It was a gray, rainy Sunday morning … cold and raw. What to do? A good museum day! Especially since Bank of America offers its customers free admission to the Boston Fine Arts Museum on the first weekend of each month and this was the first weekend in November.
We missed visiting the MFA on our July weekend in Boston and it was still on the “must-see” list, but our time here is getting shorter and shorter. Founded in 1870, this is one of the largest museums in the USA with a collection of nearly a half million works of art. This was the perfect day to visit. Lin dropped us off across the street in the rain at 10AM … opening time. The lines seemed long, but our timing was good. A half hour later, the line wound around and stretched out through the main lobby, but we already had our admission tickets, our coats checked and were on our way.
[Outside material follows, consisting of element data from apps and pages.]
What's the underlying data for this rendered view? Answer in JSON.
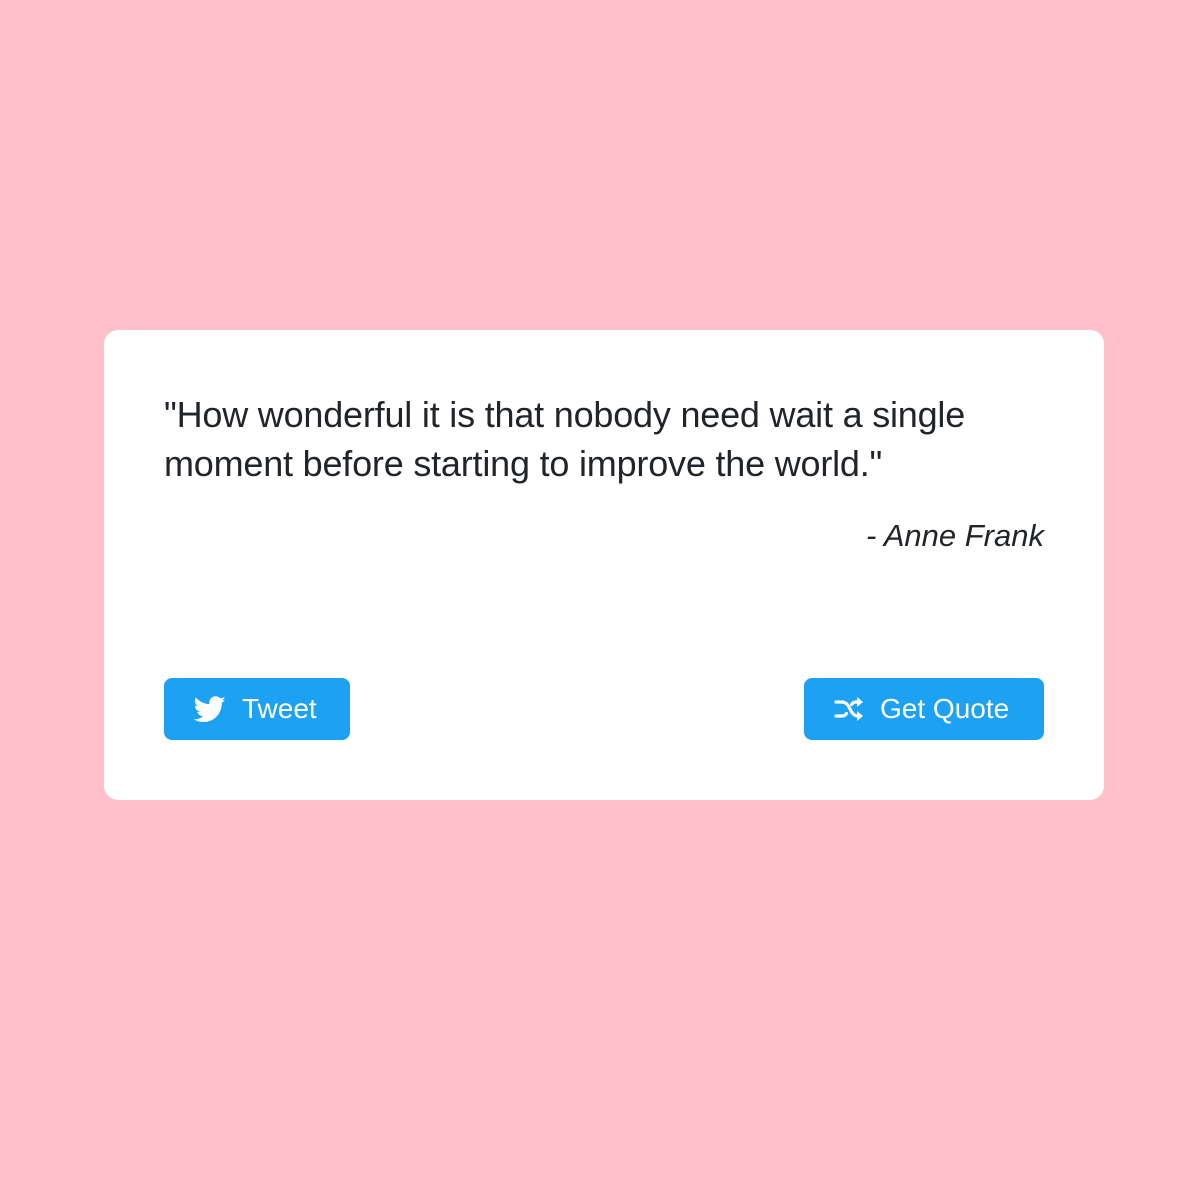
{
  "colors": {
    "background": "#ffc0cb",
    "card": "#ffffff",
    "text": "#212529",
    "button": "#1da1f2",
    "button_text": "#ffffff"
  },
  "quote": {
    "text": "\"How wonderful it is that nobody need wait a single moment before starting to improve the world.\"",
    "author": "- Anne Frank"
  },
  "buttons": {
    "tweet": {
      "label": "Tweet",
      "icon": "twitter-icon"
    },
    "get_quote": {
      "label": "Get Quote",
      "icon": "shuffle-icon"
    }
  }
}
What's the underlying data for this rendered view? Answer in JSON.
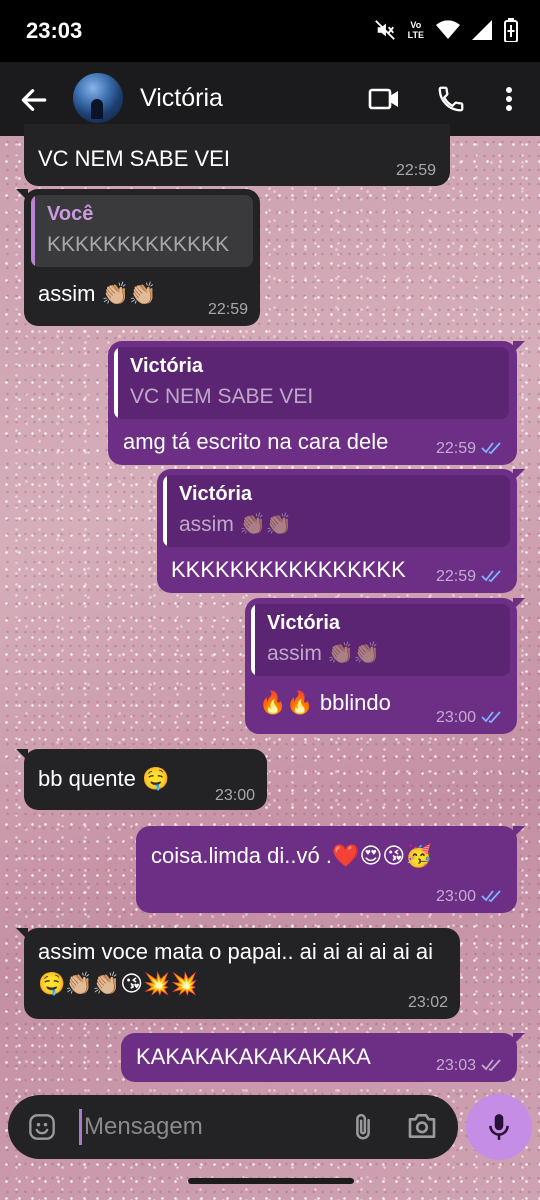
{
  "status_bar": {
    "time": "23:03",
    "volte_top": "Vo",
    "volte_bottom": "LTE"
  },
  "header": {
    "contact_name": "Victória"
  },
  "messages": [
    {
      "id": "m1",
      "direction": "in",
      "text": "VC NEM SABE VEI",
      "time": "22:59"
    },
    {
      "id": "m2",
      "direction": "in",
      "quote_name": "Você",
      "quote_text": "KKKKKKKKKKKKK",
      "text": "assim 👏🏼👏🏼",
      "time": "22:59"
    },
    {
      "id": "m3",
      "direction": "out",
      "quote_name": "Victória",
      "quote_text": "VC NEM SABE VEI",
      "text": "amg tá escrito na cara dele",
      "time": "22:59",
      "status": "read"
    },
    {
      "id": "m4",
      "direction": "out",
      "quote_name": "Victória",
      "quote_text": "assim 👏🏼👏🏼",
      "text": "KKKKKKKKKKKKKKKK",
      "time": "22:59",
      "status": "read"
    },
    {
      "id": "m5",
      "direction": "out",
      "quote_name": "Victória",
      "quote_text": "assim 👏🏼👏🏼",
      "text": "🔥🔥 bblindo",
      "time": "23:00",
      "status": "read"
    },
    {
      "id": "m6",
      "direction": "in",
      "text": "bb quente 🤤",
      "time": "23:00"
    },
    {
      "id": "m7",
      "direction": "out",
      "text": "coisa.limda di..vó .❤️😍😘🥳",
      "time": "23:00",
      "status": "read"
    },
    {
      "id": "m8",
      "direction": "in",
      "text": "assim voce mata o papai.. ai ai ai ai ai ai 🤤👏🏼👏🏼😘💥💥",
      "time": "23:02"
    },
    {
      "id": "m9",
      "direction": "out",
      "text": "KAKAKAKAKAKAKAKA",
      "time": "23:03",
      "status": "delivered"
    }
  ],
  "composer": {
    "placeholder": "Mensagem"
  },
  "colors": {
    "incoming_bubble": "#232325",
    "outgoing_bubble": "#6d2f86",
    "read_ticks": "#7fb2ff",
    "mic_button": "#c58de6"
  }
}
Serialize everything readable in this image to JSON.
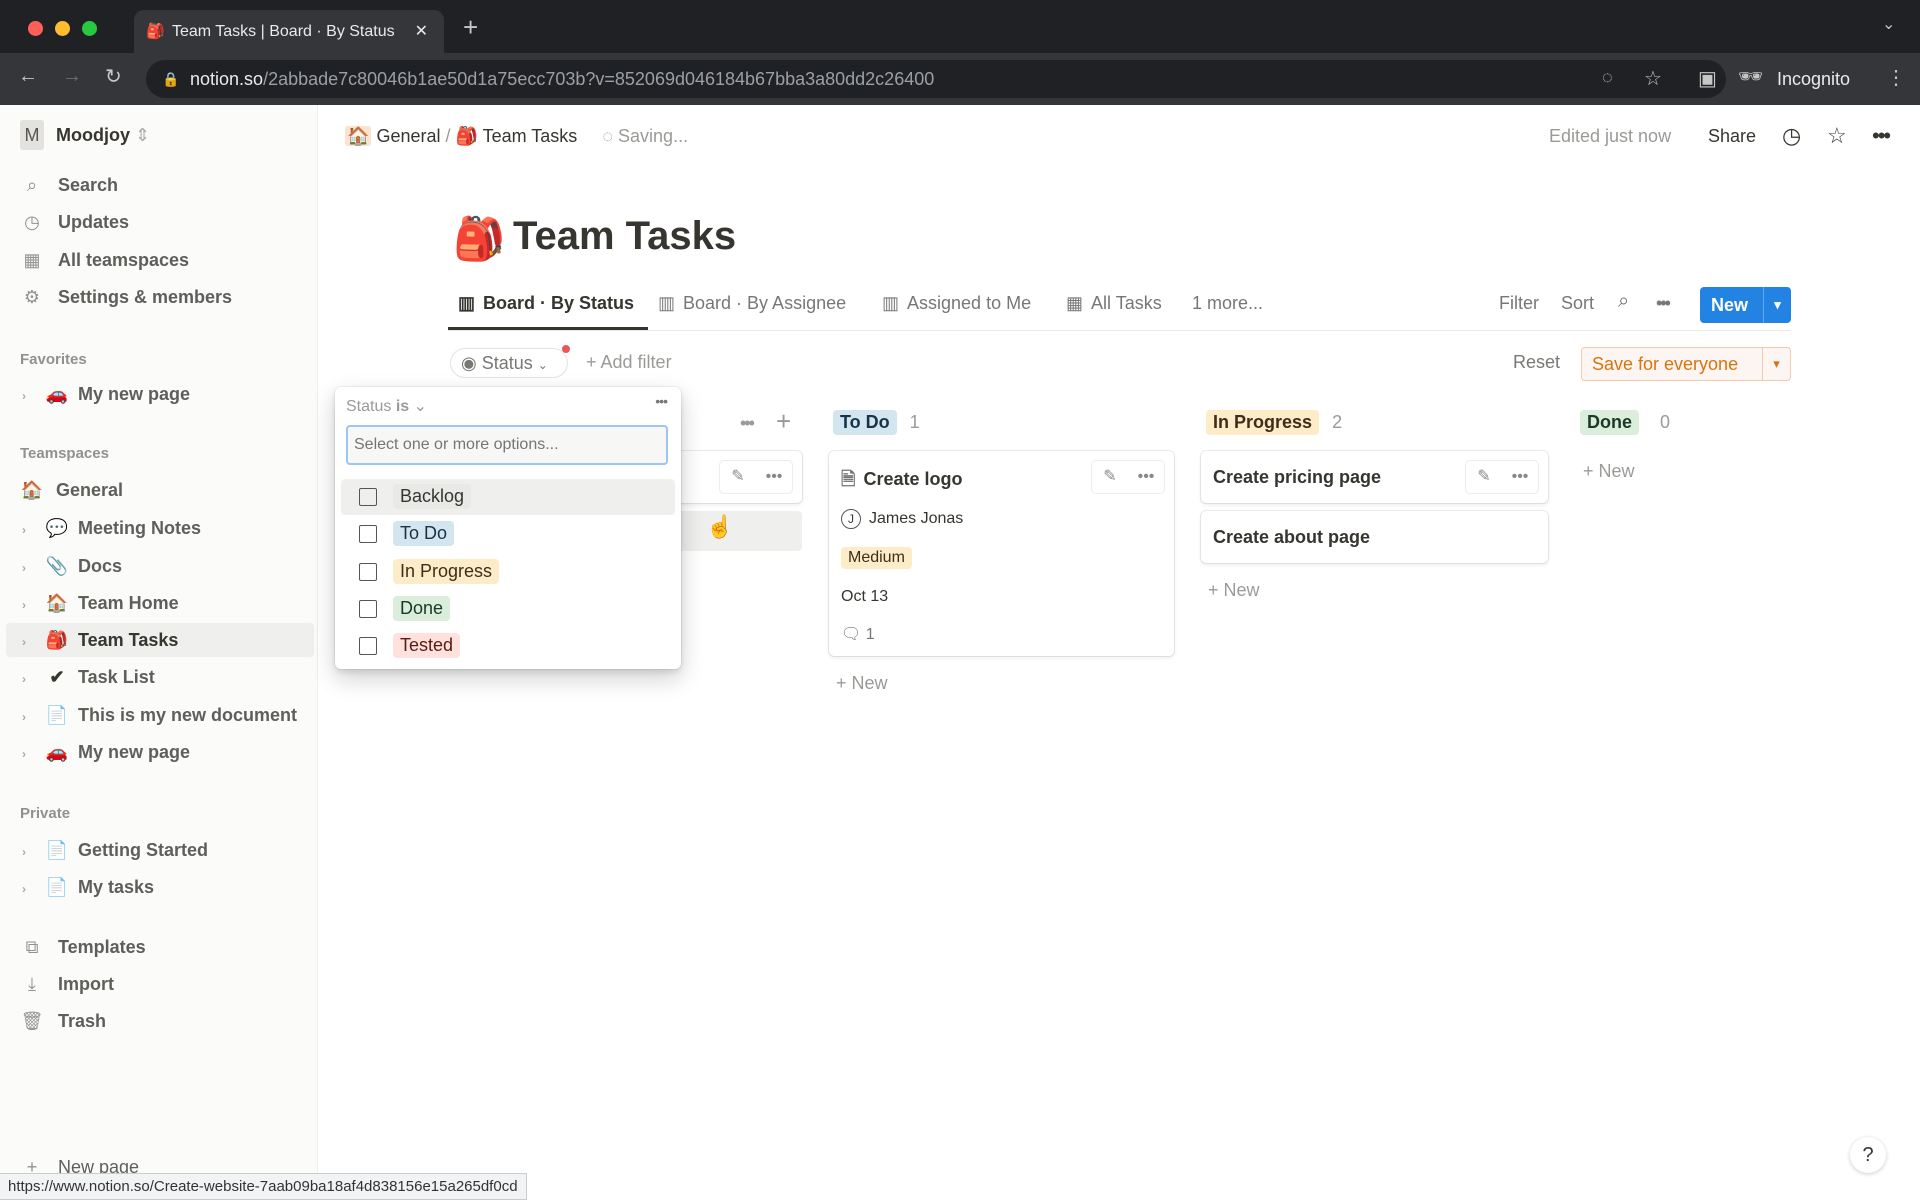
{
  "browser": {
    "tab_title": "Team Tasks | Board · By Status",
    "url_host": "notion.so",
    "url_path": "/2abbade7c80046b1ae50d1a75ecc703b?v=852069d046184b67bba3a80dd2c26400",
    "profile": "Incognito",
    "status_url": "https://www.notion.so/Create-website-7aab09ba18af4d838156e15a265df0cd"
  },
  "workspace": {
    "initial": "M",
    "name": "Moodjoy"
  },
  "sidebar": {
    "top": [
      {
        "label": "Search",
        "icon": "search-icon"
      },
      {
        "label": "Updates",
        "icon": "clock-icon"
      },
      {
        "label": "All teamspaces",
        "icon": "building-icon"
      },
      {
        "label": "Settings & members",
        "icon": "gear-icon"
      }
    ],
    "favorites_label": "Favorites",
    "favorites": [
      {
        "label": "My new page",
        "emoji": "🚗"
      }
    ],
    "teamspaces_label": "Teamspaces",
    "teamspace": {
      "label": "General",
      "emoji": "🏠"
    },
    "teamspace_pages": [
      {
        "label": "Meeting Notes",
        "emoji": "💬"
      },
      {
        "label": "Docs",
        "emoji": "📎"
      },
      {
        "label": "Team Home",
        "emoji": "🏠"
      },
      {
        "label": "Team Tasks",
        "emoji": "🎒"
      },
      {
        "label": "Task List",
        "emoji": "✔"
      },
      {
        "label": "This is my new document",
        "emoji": "📄"
      },
      {
        "label": "My new page",
        "emoji": "🚗"
      }
    ],
    "private_label": "Private",
    "private": [
      {
        "label": "Getting Started",
        "emoji": "📄"
      },
      {
        "label": "My tasks",
        "emoji": "📄"
      }
    ],
    "bottom": [
      {
        "label": "Templates",
        "icon": "templates-icon"
      },
      {
        "label": "Import",
        "icon": "import-icon"
      },
      {
        "label": "Trash",
        "icon": "trash-icon"
      }
    ],
    "new_page": "New page"
  },
  "topbar": {
    "crumbs": [
      "General",
      "Team Tasks"
    ],
    "saving": "Saving...",
    "edited": "Edited just now",
    "share": "Share"
  },
  "page": {
    "title": "Team Tasks",
    "emoji": "🎒"
  },
  "views": [
    "Board · By Status",
    "Board · By Assignee",
    "Assigned to Me",
    "All Tasks",
    "1 more..."
  ],
  "actions": {
    "filter": "Filter",
    "sort": "Sort",
    "new": "New",
    "reset": "Reset",
    "save": "Save for everyone"
  },
  "filters": {
    "status": "Status",
    "add": "Add filter"
  },
  "dropdown": {
    "header": "Status",
    "header_op": "is",
    "placeholder": "Select one or more options...",
    "options": [
      {
        "label": "Backlog",
        "color": "#f1f1ef"
      },
      {
        "label": "To Do",
        "color": "#d3e5ef"
      },
      {
        "label": "In Progress",
        "color": "#fdecc8"
      },
      {
        "label": "Done",
        "color": "#dbeddb"
      },
      {
        "label": "Tested",
        "color": "#ffe2dd"
      }
    ]
  },
  "columns": [
    {
      "label": "To Do",
      "count": "1",
      "color": "#d3e5ef"
    },
    {
      "label": "In Progress",
      "count": "2",
      "color": "#fdecc8"
    },
    {
      "label": "Done",
      "count": "0",
      "color": "#dbeddb"
    }
  ],
  "cards": {
    "todo": {
      "title": "Create logo",
      "assignee": "James Jonas",
      "priority": "Medium",
      "date": "Oct 13",
      "comments": "1"
    },
    "in_progress": [
      "Create pricing page",
      "Create about page"
    ]
  },
  "new_label": "New",
  "accent": "#2383e2"
}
We began our tour at the special exhibition of John Singer Sargent's works. Let me say that we are not particularly knowledgeable when it comes to artwork, but we're not complete dolts either. We like what we like and we have an appreciation for the rest. Sargent was prolific and brilliant. He painted with passion and it shows in his work. This man was worldly and it shows. From marble quarries to boat docks, landscapes to portraits of Bedouins and everything in between, the man captured the essence of his subjects and we were enthralled by nearly 100 works on display.
Our interest in birdwatching and bird photography led us to a special exhibit entitled “Audubon's Birds, Audubon's Words”. We always admired his detailed drawings, but never surmised what an eloquent writer he was.
Egyptian art and mummies always fascinate us and we headed to the Ancient World galleries where hundreds of ancient artifacts, mummies and sarcophagi awaited us. It's hard not to be impressed and totally taken in by the ageless beauty of the pieces on display. It's hard to look at them and not wonder about the people who fabricated what we saw and the people for whom they were made.
En route to the Ancient World, we passed through a gallery with pages of the Islamic Quran beautifully displayed and explained. Another gallery displayed Buddhist works. Another highlighted the Hindu religion and the god, Ganesh, caught our attention. Yet others concentrated on Christian and Jewish themes. There's always so much to learn about … it's mind boggling.
It's impossible to rush. Even if you're in a hurry to see mummies or Renoirs or Washington Crossing the Delaware, how can you pass up an Ansel Adams photograph or a Greek statue or a Winslow Homer lithograph or a Picasso that's hanging there, begging for your attention?
We tried to be systematic in our approach to seeing as much as we could, but there's gallery after gallery after gallery of permanent exhibits to work through … Art of the Americas, Europe, Asia, Oceania, Africa.
Every imaginable art media is represented … fabric, jewelry, oils, watercolors, etchings, sculpture, photography, pottery, weaving, furniture, clothing, stained glass … it went on and on. Everything from balalaikas to bells, totem poles to tapas, Renoir, van Gogh, Monet, Manet, Cezanne, Hopper, Wyeth ... our minds were swimming.
By 4pm, we could absorb no more. We needed to process it all, discuss what we'd seen, appreciate the day and plan our return trip on the first weekend in December. Maybe Lin will come along next time.
We boarded the train back to Walpole in the dark where Lin waited for us at the station. A edifying day well spent.